Django Raw and Raw SQL

Django Raw is pretty sweet. Basically, you use it like so:

from models import Model

query = "SELECT * FROM model"
models = Model.objects.raw(query)

This is fan-freaking-tastic for most scenarios. However, it does have a limitations: first, it can only use SELECT statements, and second (and more importantly for me), the ID column must be apart of the SELECT statement. This second limitation wasn’t listed on Django Advent, so I wanted to share this for all of you in Google-land. The reason that it requires the ID column is because raw is meant to get back working model instances, as Sean told me on Twitter. It really make sense. You have a model, you want to get the data back for them, modify it in some shape or fashion, then commit back to the database.

Unfortunately, this doesn’t allow for SELECT statements such as SELECT DISTINCT field FROM model. On my current project, I have several fields where there may be repeated data, but I want to get the distinct values of those fields. Unfortunately, I can’t use the new hotness in Django Raw, so I’ve had to work on a different solution:

def get_chapter_numbers(self, book):
  '''Returns a list of unique chapter numbers'''
  chapters = Model().get_array(params=[book], query="SELECT DISTINCT chapter FROM models WHERE book = %s ORDER BY chapter")
  return Model().get_first_col(chapters)

def get_array(self, *args, **kwargs):
  '''Returns an array based on the keyword arguments'''
  from django.db import connection, transaction
  cursor = connection.cursor()
  cursor.execute(kwargs["query"], kwargs["params"])
  return cursor.fetchall()

def get_first_col(self, rows):
  results = []
  for row in rows:
  return results

It might not be the best example (as chapter numbers are normally unique, but bear with me). Basically, the method get_array is the meat of the example.

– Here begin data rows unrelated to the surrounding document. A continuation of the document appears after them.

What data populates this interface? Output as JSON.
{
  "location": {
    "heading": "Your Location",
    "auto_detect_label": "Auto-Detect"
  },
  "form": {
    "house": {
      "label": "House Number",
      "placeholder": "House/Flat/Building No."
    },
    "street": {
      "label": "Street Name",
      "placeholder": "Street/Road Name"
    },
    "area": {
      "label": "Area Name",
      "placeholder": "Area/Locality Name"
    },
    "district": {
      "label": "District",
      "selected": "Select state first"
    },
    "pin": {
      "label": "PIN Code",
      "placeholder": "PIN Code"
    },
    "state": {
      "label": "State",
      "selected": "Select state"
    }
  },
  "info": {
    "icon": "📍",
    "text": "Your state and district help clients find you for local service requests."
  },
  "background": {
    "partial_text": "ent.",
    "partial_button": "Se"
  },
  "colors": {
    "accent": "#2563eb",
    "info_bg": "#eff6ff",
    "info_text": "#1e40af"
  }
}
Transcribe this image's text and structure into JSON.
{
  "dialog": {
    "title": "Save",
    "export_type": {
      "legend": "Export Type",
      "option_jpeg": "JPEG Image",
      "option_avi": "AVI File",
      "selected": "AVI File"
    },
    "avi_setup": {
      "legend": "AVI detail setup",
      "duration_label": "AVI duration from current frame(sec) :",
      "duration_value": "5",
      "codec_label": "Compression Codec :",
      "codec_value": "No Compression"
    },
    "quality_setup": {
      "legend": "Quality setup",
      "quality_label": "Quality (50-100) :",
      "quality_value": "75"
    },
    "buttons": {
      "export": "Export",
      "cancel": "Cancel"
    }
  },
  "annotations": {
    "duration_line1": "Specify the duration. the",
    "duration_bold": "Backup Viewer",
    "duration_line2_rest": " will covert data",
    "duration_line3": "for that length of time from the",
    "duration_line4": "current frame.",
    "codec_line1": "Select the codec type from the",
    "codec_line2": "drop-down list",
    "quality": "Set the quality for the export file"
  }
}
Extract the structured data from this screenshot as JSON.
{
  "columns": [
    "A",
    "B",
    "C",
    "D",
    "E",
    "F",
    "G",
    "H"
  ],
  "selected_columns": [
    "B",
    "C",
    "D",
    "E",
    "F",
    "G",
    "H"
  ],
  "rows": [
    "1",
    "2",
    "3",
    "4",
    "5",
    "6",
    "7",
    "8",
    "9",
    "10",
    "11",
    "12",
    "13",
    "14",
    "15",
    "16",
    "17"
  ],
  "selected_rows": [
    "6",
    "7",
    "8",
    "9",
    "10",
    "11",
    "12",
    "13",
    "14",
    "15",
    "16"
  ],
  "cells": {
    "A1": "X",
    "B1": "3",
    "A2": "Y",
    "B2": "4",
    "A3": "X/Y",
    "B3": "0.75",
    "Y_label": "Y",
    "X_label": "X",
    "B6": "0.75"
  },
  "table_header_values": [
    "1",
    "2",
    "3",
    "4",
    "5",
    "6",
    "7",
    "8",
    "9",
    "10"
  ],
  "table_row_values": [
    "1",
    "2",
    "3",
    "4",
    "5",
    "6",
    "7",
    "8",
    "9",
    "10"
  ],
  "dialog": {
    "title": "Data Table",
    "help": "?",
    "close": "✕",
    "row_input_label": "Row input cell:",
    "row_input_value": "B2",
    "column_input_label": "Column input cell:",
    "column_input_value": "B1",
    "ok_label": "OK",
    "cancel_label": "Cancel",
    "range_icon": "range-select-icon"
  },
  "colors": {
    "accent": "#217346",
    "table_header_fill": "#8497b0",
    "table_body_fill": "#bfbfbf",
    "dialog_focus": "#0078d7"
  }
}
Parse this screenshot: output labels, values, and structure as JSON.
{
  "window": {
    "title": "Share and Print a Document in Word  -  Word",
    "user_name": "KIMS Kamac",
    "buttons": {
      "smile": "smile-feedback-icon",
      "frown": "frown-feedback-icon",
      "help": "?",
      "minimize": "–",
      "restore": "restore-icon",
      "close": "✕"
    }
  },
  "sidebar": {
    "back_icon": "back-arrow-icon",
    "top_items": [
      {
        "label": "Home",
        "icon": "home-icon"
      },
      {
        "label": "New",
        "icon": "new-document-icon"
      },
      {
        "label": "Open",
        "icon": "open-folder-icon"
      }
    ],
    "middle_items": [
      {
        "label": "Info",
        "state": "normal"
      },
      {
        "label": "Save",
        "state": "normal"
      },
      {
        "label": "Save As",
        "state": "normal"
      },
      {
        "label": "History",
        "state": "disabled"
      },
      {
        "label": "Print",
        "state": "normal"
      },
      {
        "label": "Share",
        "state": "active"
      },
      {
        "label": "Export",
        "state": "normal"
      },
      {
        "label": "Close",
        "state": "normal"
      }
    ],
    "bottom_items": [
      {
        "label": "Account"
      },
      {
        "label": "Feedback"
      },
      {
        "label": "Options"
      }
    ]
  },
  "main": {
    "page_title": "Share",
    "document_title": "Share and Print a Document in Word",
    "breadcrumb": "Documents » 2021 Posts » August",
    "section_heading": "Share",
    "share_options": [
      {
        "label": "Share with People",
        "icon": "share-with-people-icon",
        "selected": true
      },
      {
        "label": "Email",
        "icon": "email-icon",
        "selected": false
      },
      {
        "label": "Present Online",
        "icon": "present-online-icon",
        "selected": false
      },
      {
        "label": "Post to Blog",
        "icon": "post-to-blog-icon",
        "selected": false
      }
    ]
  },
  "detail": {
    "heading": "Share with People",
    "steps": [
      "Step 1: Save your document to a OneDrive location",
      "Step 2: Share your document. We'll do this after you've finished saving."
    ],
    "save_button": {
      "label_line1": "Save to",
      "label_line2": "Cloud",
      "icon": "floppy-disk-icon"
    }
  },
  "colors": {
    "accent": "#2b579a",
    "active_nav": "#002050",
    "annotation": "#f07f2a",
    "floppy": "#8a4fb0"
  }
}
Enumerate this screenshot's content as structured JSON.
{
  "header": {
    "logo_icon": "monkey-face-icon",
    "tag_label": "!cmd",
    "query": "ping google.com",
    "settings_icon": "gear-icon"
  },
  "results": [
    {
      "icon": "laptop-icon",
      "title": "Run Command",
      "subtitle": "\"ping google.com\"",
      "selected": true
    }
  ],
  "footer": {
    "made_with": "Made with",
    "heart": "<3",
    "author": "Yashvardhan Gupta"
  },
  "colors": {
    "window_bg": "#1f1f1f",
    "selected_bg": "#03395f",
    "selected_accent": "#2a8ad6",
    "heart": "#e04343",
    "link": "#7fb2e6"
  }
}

In the example, get_array will run any query given to it (UPDATE, SELECT, etc), binding the params array to the parameters in the query. This won’t return Model Objects, but rather an array of rows, which contains an array of columns. Any manipulation that I want to do on the results happens in another method: in my example, I’m creating a new array with the actual column value in the method get_first_col.

If you want to work more with “real raw SQL”, see the django docs